Below are the records; print them all without any alteration.

### Records provided
□ □ □ □

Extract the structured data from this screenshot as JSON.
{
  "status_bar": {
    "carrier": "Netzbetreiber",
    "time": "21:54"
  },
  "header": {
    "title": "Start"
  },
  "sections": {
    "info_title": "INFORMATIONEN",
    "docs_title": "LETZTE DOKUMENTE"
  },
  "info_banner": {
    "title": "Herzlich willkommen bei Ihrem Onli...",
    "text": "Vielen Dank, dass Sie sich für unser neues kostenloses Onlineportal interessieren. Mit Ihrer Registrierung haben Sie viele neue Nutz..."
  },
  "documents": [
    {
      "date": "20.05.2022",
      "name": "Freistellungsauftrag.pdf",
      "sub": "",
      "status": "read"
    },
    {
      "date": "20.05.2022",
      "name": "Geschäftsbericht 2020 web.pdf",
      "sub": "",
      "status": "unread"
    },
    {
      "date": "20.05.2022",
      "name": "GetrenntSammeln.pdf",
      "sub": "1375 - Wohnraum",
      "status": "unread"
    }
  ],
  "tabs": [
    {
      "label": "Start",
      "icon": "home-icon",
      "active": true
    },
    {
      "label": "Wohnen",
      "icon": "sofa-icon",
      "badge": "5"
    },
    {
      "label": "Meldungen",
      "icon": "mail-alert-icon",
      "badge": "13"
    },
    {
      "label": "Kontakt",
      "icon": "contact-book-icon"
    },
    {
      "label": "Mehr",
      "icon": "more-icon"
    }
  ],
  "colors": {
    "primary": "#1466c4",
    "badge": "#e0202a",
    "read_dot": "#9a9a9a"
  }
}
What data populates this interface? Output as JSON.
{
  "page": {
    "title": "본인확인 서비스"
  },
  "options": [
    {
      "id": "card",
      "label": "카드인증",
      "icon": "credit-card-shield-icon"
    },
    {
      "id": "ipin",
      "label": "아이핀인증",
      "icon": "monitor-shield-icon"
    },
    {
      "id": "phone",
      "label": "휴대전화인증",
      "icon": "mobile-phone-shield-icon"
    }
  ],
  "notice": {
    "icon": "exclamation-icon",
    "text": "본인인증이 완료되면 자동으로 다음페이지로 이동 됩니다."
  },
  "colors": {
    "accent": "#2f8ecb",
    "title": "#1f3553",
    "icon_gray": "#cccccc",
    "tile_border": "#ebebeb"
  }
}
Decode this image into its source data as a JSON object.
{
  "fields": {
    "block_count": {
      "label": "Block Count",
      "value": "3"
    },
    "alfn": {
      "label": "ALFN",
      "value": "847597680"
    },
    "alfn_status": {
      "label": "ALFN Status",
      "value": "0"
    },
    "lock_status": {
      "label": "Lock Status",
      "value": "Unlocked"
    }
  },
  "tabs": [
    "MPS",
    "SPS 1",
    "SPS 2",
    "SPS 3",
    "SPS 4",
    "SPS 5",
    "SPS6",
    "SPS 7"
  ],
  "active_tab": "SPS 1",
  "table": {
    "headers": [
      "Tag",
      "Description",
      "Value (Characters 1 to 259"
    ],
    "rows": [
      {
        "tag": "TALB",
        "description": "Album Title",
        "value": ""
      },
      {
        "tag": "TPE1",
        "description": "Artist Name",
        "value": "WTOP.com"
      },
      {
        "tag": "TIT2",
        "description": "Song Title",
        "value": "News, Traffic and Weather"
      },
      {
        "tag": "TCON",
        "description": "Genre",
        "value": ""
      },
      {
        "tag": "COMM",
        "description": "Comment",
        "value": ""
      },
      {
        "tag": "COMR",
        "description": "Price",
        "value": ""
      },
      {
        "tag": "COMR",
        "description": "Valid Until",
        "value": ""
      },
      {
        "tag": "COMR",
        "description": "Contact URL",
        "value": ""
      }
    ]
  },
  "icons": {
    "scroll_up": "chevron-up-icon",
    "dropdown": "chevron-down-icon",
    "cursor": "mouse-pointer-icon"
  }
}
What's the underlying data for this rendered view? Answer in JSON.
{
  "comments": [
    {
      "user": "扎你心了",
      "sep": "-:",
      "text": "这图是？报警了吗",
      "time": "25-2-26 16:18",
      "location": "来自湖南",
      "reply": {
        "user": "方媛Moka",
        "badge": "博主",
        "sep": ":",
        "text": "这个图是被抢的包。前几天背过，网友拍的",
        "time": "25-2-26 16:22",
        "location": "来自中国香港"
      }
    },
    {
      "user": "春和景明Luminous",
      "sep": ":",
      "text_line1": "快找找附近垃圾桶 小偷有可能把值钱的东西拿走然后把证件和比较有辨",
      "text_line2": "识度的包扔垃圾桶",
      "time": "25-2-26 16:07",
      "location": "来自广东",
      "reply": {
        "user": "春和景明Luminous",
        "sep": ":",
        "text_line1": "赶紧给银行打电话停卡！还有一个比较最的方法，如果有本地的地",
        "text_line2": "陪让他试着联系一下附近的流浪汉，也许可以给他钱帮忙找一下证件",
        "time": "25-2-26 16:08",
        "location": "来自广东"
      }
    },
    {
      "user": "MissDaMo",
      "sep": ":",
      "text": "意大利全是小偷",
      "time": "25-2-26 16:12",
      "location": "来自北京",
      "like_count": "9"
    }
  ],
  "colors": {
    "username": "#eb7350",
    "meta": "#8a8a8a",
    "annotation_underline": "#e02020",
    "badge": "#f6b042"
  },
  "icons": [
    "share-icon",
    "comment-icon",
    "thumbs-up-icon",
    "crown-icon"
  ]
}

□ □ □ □

### Solved exercise
Extract the structured data from this screenshot as JSON.
{
  "status_bar": {
    "carrier": "Netzbetreiber",
    "time": "21:54"
  },
  "header": {
    "title": "Start"
  },
  "sections": {
    "info_title": "INFORMATIONEN",
    "docs_title": "LETZTE DOKUMENTE"
  },
  "info_banner": {
    "title": "Herzlich willkommen bei Ihrem Onli...",
    "text": "Vielen Dank, dass Sie sich für unser neues kostenloses Onlineportal interessieren. Mit Ihrer Registrierung haben Sie viele neue Nutz..."
  },
  "documents": [
    {
      "date": "20.05.2022",
      "name": "Freistellungsauftrag.pdf",
      "sub": "",
      "status": "read"
    },
    {
      "date": "20.05.2022",
      "name": "Geschäftsbericht 2020 web.pdf",
      "sub": "",
      "status": "unread"
    },
    {
      "date": "20.05.2022",
      "name": "GetrenntSammeln.pdf",
      "sub": "1375 - Wohnraum",
      "status": "unread"
    }
  ],
  "tabs": [
    {
      "label": "Start",
      "icon": "home-icon",
      "active": true
    },
    {
      "label": "Wohnen",
      "icon": "sofa-icon",
      "badge": "5"
    },
    {
      "label": "Meldungen",
      "icon": "mail-alert-icon",
      "badge": "13"
    },
    {
      "label": "Kontakt",
      "icon": "contact-book-icon"
    },
    {
      "label": "Mehr",
      "icon": "more-icon"
    }
  ],
  "colors": {
    "primary": "#1466c4",
    "badge": "#e0202a",
    "read_dot": "#9a9a9a"
  }
}
What data populates this interface? Output as JSON.
{
  "page": {
    "title": "본인확인 서비스"
  },
  "options": [
    {
      "id": "card",
      "label": "카드인증",
      "icon": "credit-card-shield-icon"
    },
    {
      "id": "ipin",
      "label": "아이핀인증",
      "icon": "monitor-shield-icon"
    },
    {
      "id": "phone",
      "label": "휴대전화인증",
      "icon": "mobile-phone-shield-icon"
    }
  ],
  "notice": {
    "icon": "exclamation-icon",
    "text": "본인인증이 완료되면 자동으로 다음페이지로 이동 됩니다."
  },
  "colors": {
    "accent": "#2f8ecb",
    "title": "#1f3553",
    "icon_gray": "#cccccc",
    "tile_border": "#ebebeb"
  }
}
Decode this image into its source data as a JSON object.
{
  "fields": {
    "block_count": {
      "label": "Block Count",
      "value": "3"
    },
    "alfn": {
      "label": "ALFN",
      "value": "847597680"
    },
    "alfn_status": {
      "label": "ALFN Status",
      "value": "0"
    },
    "lock_status": {
      "label": "Lock Status",
      "value": "Unlocked"
    }
  },
  "tabs": [
    "MPS",
    "SPS 1",
    "SPS 2",
    "SPS 3",
    "SPS 4",
    "SPS 5",
    "SPS6",
    "SPS 7"
  ],
  "active_tab": "SPS 1",
  "table": {
    "headers": [
      "Tag",
      "Description",
      "Value (Characters 1 to 259"
    ],
    "rows": [
      {
        "tag": "TALB",
        "description": "Album Title",
        "value": ""
      },
      {
        "tag": "TPE1",
        "description": "Artist Name",
        "value": "WTOP.com"
      },
      {
        "tag": "TIT2",
        "description": "Song Title",
        "value": "News, Traffic and Weather"
      },
      {
        "tag": "TCON",
        "description": "Genre",
        "value": ""
      },
      {
        "tag": "COMM",
        "description": "Comment",
        "value": ""
      },
      {
        "tag": "COMR",
        "description": "Price",
        "value": ""
      },
      {
        "tag": "COMR",
        "description": "Valid Until",
        "value": ""
      },
      {
        "tag": "COMR",
        "description": "Contact URL",
        "value": ""
      }
    ]
  },
  "icons": {
    "scroll_up": "chevron-up-icon",
    "dropdown": "chevron-down-icon",
    "cursor": "mouse-pointer-icon"
  }
}
What's the underlying data for this rendered view? Answer in JSON.
{
  "comments": [
    {
      "user": "扎你心了",
      "sep": "-:",
      "text": "这图是？报警了吗",
      "time": "25-2-26 16:18",
      "location": "来自湖南",
      "reply": {
        "user": "方媛Moka",
        "badge": "博主",
        "sep": ":",
        "text": "这个图是被抢的包。前几天背过，网友拍的",
        "time": "25-2-26 16:22",
        "location": "来自中国香港"
      }
    },
    {
      "user": "春和景明Luminous",
      "sep": ":",
      "text_line1": "快找找附近垃圾桶 小偷有可能把值钱的东西拿走然后把证件和比较有辨",
      "text_line2": "识度的包扔垃圾桶",
      "time": "25-2-26 16:07",
      "location": "来自广东",
      "reply": {
        "user": "春和景明Luminous",
        "sep": ":",
        "text_line1": "赶紧给银行打电话停卡！还有一个比较最的方法，如果有本地的地",
        "text_line2": "陪让他试着联系一下附近的流浪汉，也许可以给他钱帮忙找一下证件",
        "time": "25-2-26 16:08",
        "location": "来自广东"
      }
    },
    {
      "user": "MissDaMo",
      "sep": ":",
      "text": "意大利全是小偷",
      "time": "25-2-26 16:12",
      "location": "来自北京",
      "like_count": "9"
    }
  ],
  "colors": {
    "username": "#eb7350",
    "meta": "#8a8a8a",
    "annotation_underline": "#e02020",
    "badge": "#f6b042"
  },
  "icons": [
    "share-icon",
    "comment-icon",
    "thumbs-up-icon",
    "crown-icon"
  ]
}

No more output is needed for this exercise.